WORK REQUEST ::
Look below. Copy each line that has "replies" in it.

RECORDS FOR THIS TASK ::
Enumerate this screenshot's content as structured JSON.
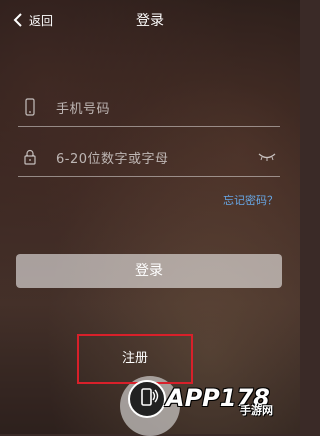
{
  "header": {
    "back_label": "返回",
    "title": "登录"
  },
  "form": {
    "phone_placeholder": "手机号码",
    "password_placeholder": "6-20位数字或字母",
    "forgot_label": "忘记密码？"
  },
  "buttons": {
    "login_label": "登录",
    "register_label": "注册"
  },
  "watermark": {
    "main": "APP178",
    "cn": "手游网"
  },
  "colors": {
    "link": "#67a7e6",
    "highlight_border": "#d8202a"
  }
}
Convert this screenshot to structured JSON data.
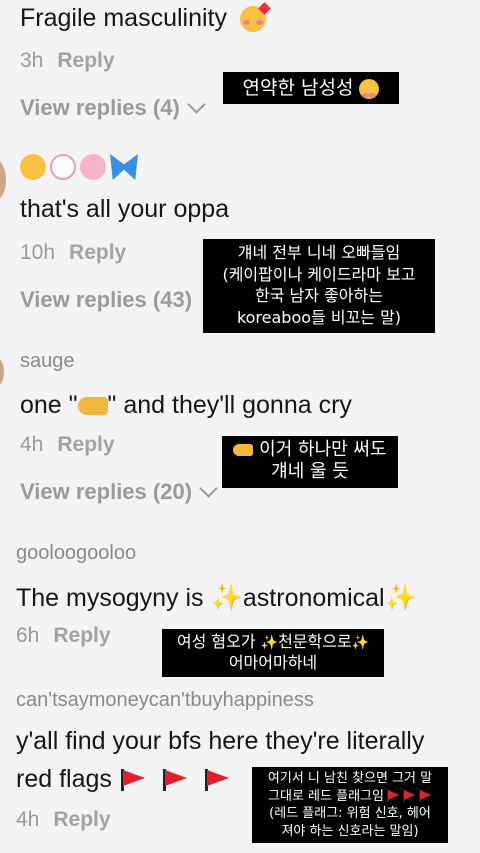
{
  "comments": [
    {
      "text": "Fragile masculinity",
      "emoji": "smiling-face-with-hearts",
      "time": "3h",
      "reply": "Reply",
      "view_replies": "View replies (4)"
    },
    {
      "emojis": [
        "relieved-face",
        "white-flower",
        "cherry-blossom",
        "butterfly"
      ],
      "text": "that's all your oppa",
      "time": "10h",
      "reply": "Reply",
      "view_replies": "View replies (43)"
    },
    {
      "user": "sauge",
      "text_before": "one \"",
      "emoji": "hand-pointing",
      "text_after": "\" and they'll gonna cry",
      "time": "4h",
      "reply": "Reply",
      "view_replies": "View replies (20)"
    },
    {
      "user": "gooloogooloo",
      "text_before": "The mysogyny is ",
      "text_mid": "astronomical",
      "time": "6h",
      "reply": "Reply"
    },
    {
      "user": "can'tsaymoneycan'tbuyhappiness",
      "line1": "y'all find your bfs here they're literally",
      "line2": "red flags",
      "time": "4h",
      "reply": "Reply"
    }
  ],
  "captions": {
    "c1": "연약한 남성성",
    "c2": [
      "걔네 전부 니네 오빠들임",
      "(케이팝이나 케이드라마 보고",
      "한국 남자 좋아하는",
      "koreaboo들 비꼬는 말)"
    ],
    "c3": [
      "이거 하나만 써도",
      "걔네 울 듯"
    ],
    "c4": [
      "여성 혐오가 ",
      "천문학으로",
      "어마어마하네"
    ],
    "c5": [
      "여기서 니 남친 찾으면 그거 말",
      "그대로 레드 플래그임",
      "(레드 플래그: 위험 신호, 헤어",
      "져야 하는 신호라는 말임)"
    ]
  },
  "colors": {
    "caption_bg": "#000000",
    "caption_text": "#ffffff",
    "flag": "#e0202a",
    "sparkle": "#f5c21b"
  }
}
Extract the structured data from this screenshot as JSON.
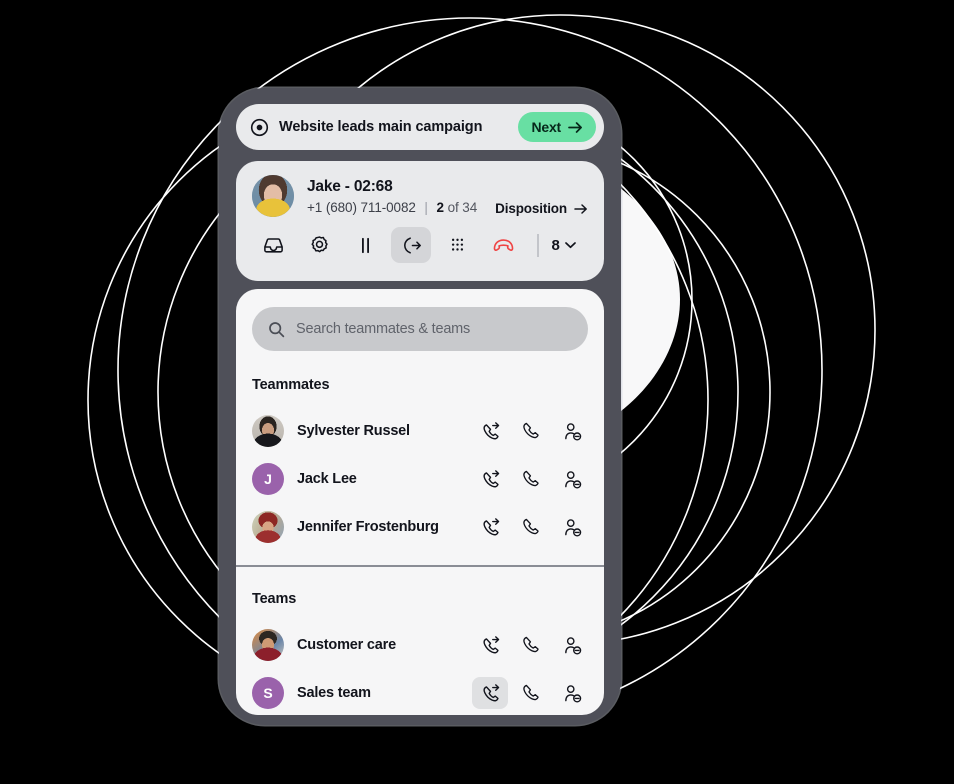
{
  "colors": {
    "background": "#000000",
    "phone_frame": "#4f5059",
    "card_surface": "#e9eaec",
    "panel_surface": "#f6f6f7",
    "accent_green": "#68dfa3",
    "hangup_red": "#ef4444",
    "avatar_purple": "#9a62ab",
    "search_field": "#c8c9cc",
    "text_primary": "#12141c",
    "decor_line": "#ffffff"
  },
  "campaign_bar": {
    "icon": "target-record-icon",
    "title": "Website leads main campaign",
    "next_label": "Next",
    "next_icon": "arrow-right-icon"
  },
  "call_card": {
    "avatar": "contact-photo",
    "contact_name": "Jake",
    "separator": "-",
    "duration": "02:68",
    "phone_number": "+1 (680) 711-0082",
    "pipe": "|",
    "position_index": "2",
    "position_of": "of 34",
    "disposition_label": "Disposition",
    "disposition_icon": "arrow-right-icon",
    "toolbar": [
      {
        "name": "inbox-icon",
        "label": "Inbox",
        "active": false
      },
      {
        "name": "gear-icon",
        "label": "Settings",
        "active": false
      },
      {
        "name": "pause-icon",
        "label": "Hold",
        "active": false
      },
      {
        "name": "phone-transfer-icon",
        "label": "Transfer",
        "active": true
      },
      {
        "name": "dialpad-icon",
        "label": "Keypad",
        "active": false
      },
      {
        "name": "hangup-icon",
        "label": "End call",
        "active": false
      }
    ],
    "count_value": "8",
    "count_icon": "chevron-down-icon"
  },
  "list_panel": {
    "search": {
      "icon": "search-icon",
      "placeholder": "Search teammates & teams",
      "value": ""
    },
    "teammates_title": "Teammates",
    "teammates": [
      {
        "name": "Sylvester Russel",
        "avatar_type": "photo",
        "avatar_class": "ph-syl",
        "initial": ""
      },
      {
        "name": "Jack Lee",
        "avatar_type": "initial",
        "avatar_class": "",
        "initial": "J"
      },
      {
        "name": "Jennifer Frostenburg",
        "avatar_type": "photo",
        "avatar_class": "ph-jen",
        "initial": ""
      }
    ],
    "teams_title": "Teams",
    "teams": [
      {
        "name": "Customer care",
        "avatar_type": "photo",
        "avatar_class": "ph-cust",
        "initial": ""
      },
      {
        "name": "Sales team",
        "avatar_type": "initial",
        "avatar_class": "",
        "initial": "S"
      }
    ],
    "row_actions": [
      {
        "name": "phone-forward-icon",
        "label": "Warm transfer"
      },
      {
        "name": "phone-icon",
        "label": "Call"
      },
      {
        "name": "person-add-icon",
        "label": "Add to call"
      }
    ],
    "active_row": "Sales team",
    "active_action": "phone-forward-icon"
  }
}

OUTPUT BELOW ::
      "view_replies": "View replies (4)"
      "view_replies": "View replies (43)"
      "view_replies": "View replies (20)"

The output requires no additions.